Among the speakers was Dovi Weinrott, the widower of one of the most dearly loved people in Israel, Chani Weinrott z”l, who passed away from cancer 2 months ago at the age of 34.
As I wrote previously, Chani was a remarkably charismatic, vibrant woman who was a natural-born star. During her final years, she became accustomed to frequent appearances in front of large audiences on stage or on TV. Her husband, Dovi, is an accountant and lawyer. Not accustomed to the limelight, except when it was shining on his famous wife.
But last night, he overcame his reserved nature in order to deliver the following heart-felt message to the thousands of women in attendance. This is what he came to share with us:
“Shalom Ladies and Ladies… Over the last 2 months since Chani passed away many people have called to speak with me. Some of these people calling are going through major life crises — they have a spouse with cancer or a child who is very ill.
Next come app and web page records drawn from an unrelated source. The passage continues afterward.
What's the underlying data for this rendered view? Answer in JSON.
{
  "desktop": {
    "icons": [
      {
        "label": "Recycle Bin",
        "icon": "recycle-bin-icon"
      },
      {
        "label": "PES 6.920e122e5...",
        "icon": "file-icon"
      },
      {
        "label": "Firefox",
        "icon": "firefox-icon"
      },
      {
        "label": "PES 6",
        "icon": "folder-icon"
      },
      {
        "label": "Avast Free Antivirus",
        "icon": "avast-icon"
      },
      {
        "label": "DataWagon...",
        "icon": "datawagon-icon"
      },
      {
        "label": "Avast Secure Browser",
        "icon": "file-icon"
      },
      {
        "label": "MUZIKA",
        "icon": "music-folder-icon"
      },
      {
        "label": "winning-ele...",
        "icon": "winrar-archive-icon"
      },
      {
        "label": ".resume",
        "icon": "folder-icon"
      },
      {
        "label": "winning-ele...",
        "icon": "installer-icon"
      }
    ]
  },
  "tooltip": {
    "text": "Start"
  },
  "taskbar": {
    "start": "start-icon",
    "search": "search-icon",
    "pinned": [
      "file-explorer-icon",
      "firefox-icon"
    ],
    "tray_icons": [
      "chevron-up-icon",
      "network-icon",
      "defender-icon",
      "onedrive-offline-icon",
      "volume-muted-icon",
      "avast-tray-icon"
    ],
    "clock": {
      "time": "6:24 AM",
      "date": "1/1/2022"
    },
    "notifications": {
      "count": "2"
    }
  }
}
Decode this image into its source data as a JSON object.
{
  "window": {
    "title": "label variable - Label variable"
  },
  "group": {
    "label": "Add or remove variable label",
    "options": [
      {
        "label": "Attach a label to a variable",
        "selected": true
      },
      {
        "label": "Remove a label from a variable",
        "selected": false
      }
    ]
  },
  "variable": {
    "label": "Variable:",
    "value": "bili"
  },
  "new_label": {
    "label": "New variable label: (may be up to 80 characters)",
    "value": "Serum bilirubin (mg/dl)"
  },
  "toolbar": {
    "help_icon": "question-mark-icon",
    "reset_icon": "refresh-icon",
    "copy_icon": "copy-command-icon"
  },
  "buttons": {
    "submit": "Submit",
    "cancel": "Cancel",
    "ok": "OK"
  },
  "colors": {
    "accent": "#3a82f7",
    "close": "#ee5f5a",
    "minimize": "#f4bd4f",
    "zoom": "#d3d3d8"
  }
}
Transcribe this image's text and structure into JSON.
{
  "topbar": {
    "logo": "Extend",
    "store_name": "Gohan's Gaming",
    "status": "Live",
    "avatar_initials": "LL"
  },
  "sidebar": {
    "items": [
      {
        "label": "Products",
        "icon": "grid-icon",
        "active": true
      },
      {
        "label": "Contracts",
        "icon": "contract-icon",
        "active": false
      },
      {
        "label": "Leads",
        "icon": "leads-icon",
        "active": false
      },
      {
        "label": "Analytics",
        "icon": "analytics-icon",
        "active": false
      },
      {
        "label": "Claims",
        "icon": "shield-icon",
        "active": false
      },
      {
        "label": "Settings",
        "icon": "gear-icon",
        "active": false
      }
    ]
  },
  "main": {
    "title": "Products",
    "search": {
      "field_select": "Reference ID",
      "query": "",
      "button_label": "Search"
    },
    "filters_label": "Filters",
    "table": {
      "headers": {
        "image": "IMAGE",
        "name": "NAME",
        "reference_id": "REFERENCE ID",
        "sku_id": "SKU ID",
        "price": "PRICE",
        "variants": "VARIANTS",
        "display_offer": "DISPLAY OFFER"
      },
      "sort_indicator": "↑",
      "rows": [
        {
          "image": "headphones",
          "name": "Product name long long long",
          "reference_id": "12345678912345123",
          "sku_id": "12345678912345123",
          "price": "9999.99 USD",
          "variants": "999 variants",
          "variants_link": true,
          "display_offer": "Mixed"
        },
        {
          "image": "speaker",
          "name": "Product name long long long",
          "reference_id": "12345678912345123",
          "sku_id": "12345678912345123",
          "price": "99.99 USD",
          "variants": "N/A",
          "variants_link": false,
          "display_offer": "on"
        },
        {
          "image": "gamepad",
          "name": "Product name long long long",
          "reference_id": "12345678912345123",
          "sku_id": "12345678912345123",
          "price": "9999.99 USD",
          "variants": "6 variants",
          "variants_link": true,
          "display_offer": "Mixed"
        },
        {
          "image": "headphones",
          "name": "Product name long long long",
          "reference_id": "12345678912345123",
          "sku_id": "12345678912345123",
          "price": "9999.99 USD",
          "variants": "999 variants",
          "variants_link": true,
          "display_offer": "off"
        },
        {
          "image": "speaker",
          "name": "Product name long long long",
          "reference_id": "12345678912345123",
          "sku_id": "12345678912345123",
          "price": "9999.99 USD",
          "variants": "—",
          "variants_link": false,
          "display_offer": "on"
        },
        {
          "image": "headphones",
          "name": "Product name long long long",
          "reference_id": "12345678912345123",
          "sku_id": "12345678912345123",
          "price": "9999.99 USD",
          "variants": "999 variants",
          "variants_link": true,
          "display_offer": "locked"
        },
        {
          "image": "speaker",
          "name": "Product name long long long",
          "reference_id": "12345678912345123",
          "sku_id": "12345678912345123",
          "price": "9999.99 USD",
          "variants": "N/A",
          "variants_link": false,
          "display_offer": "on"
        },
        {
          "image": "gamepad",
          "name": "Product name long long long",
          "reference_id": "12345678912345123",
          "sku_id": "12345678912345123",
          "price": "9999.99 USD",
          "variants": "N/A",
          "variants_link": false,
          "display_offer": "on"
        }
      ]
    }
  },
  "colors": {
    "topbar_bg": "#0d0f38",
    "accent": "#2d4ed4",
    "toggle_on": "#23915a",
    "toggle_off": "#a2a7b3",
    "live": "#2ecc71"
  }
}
They ask me how I am managing, how it is possible that I am not falling apart after everything I’ve gone through.
“Other people who call me are going through other significant but smaller life challenges–they lost a job, they have a child who is not following in their path, they are having trouble marrying off their children. These people tell me that they are falling apart, and want to understand how I, having faced the illness and death of my wife, am coping. Here’s what I tell them.
“Firstly, Chani and I worked very hard on having an Ayin Tova, a positive outlook on life. Chani and I were married for 15 years, 10 of which we spent in the shadow of her illness. But instead of focusing on the bad, we chose, with all our might, to focus on what we had instead of what we didn’t.
“Today, my wife is gone. I could focus on that. I could fall into despair. But, as Chani taught me by her personal example, I choose instead to focus on what I do have — our 3 adorable, wonderful children, 2 daughters and a son. A steady income, a job. A close family.
“Secondly, after Chani died I was extremely worried about how Shabbat would be. I went to a great man, and I told him my concerns, that Shabbat would become a sad day for my children–with their father lighting the Shabbat candles instead of their beloved mother, and without their mother joining us at the Shabbat table.
“This great man listened carefully to my concerns, and then he told me the following: instead of preparing for the worse, expect the best. He told me to expect, despite my fears to the contrary, that Shabbat would actually be a happy day for my children.
“And this great man was right. That’s exactly what happened. It wasn’t easy, but I worked hard on expecting the best, and doing so seems to have made it so.
“Thank you for listening. May Hashem bless you.”